"The Kestner" 16x20, Oil on Canvas
This is a painting of an antique German porcelain doll, created in the late 19th century. The manufacturer of the doll and many others like it was named Johannes Daniel Kestner, and he was dubbed "Kester, King of the Doll Makers". He earned this reputation several ways; First of all his was the only Victorian doll company to have the ability to produce both the body and the head.
Traditionally doll companies with names like Steiner, Armand Marseille or Jumeau would hire artists to sculpt and create beautiful and unique heads, which were then cast as a mold which could in turn produce hundreds or thousands of bisque doll heads which then had to be hand painted by more artists. This process alone took a lot of specialization and labor, and so most companies could only afford to focus and become famous for their heads which were after all the most desirable and valuable part of the doll. Kestner also had a castle in a small mountain town in Thuringia (a major doll producing region) in which 3/4 of the towns actively worked in producing his dolls in a sort of joint assembly system, down to the peasants who had only subsistence agriculture to sustain them. The castle's coat of arms had a doll on it, but this is another story... It sounds like the legend of Santa Claus and his elves but like so many things in the the 19th century and in mass manufacture doll making had its dark side.

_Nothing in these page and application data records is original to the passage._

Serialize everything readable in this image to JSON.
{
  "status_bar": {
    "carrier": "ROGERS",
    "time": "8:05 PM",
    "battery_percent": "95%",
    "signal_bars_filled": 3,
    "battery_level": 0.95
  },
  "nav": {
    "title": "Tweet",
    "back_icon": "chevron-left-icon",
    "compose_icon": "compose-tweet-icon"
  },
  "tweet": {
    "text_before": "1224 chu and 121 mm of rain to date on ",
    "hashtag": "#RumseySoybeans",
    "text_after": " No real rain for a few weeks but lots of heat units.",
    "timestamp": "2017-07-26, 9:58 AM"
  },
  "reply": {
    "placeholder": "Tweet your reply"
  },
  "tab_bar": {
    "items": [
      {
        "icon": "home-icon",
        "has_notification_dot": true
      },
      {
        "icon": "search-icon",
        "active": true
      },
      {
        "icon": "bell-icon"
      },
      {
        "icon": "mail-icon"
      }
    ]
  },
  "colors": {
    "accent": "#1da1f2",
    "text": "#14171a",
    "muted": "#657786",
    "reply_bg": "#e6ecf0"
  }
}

Doll heads were painted delicately in several layers with firing in between. The eyebrows took skilled precision with a fine 00 liner brush, the cheeks blushed subtly, and the lips and corners of the eyes given color. Most dolls had beautiful paperweight eyes that opened and closed, and their wigs were often made of human hair. What fascinates me is that out of the dozens of wonderful doll manufacturers ( I myself own a dozen different kinds) there is a cohesive and identifiable look that brings all of the different models into harmony. The ideal was no doubt influenced by an idea of 19th century feminine beauty that somehow merged the child and woman into one. One has only to look at classical academic inspired sculpture and painting to see a resemblance.
The doll bodies in contrast were made of a composition of cellulite and plaster, or sometimes heavier wood. Not meant to be seen (the dolls sported the high fashion of their time) with the exception of the hands, these bodies nevertheless were incredibly proportioned and well made. The ball jointed bodies resemble their larger counterparts; the artists mannequin. Since this century I believe no doll or mannequin has rivaled both the quality or essential usefulness of these predecessors. I can't tell you how much painters like myself long for a useful and beautiful artists mannequin (see those of Pietro Annigoni). I actually got into doll collecting while researching ways to build a posable and aesthetic mannequin.
Returning back to our subject of the Kestner doll holding a human skull. Walter the skull belonged to a 19th century man, a contemporary of JD Kestner and of the 19th century art movements. I am moved and fascinated by the way in which the things we create from our own life experiences have the potential to survive our own demise, and stand as a reminder and lesson to the future.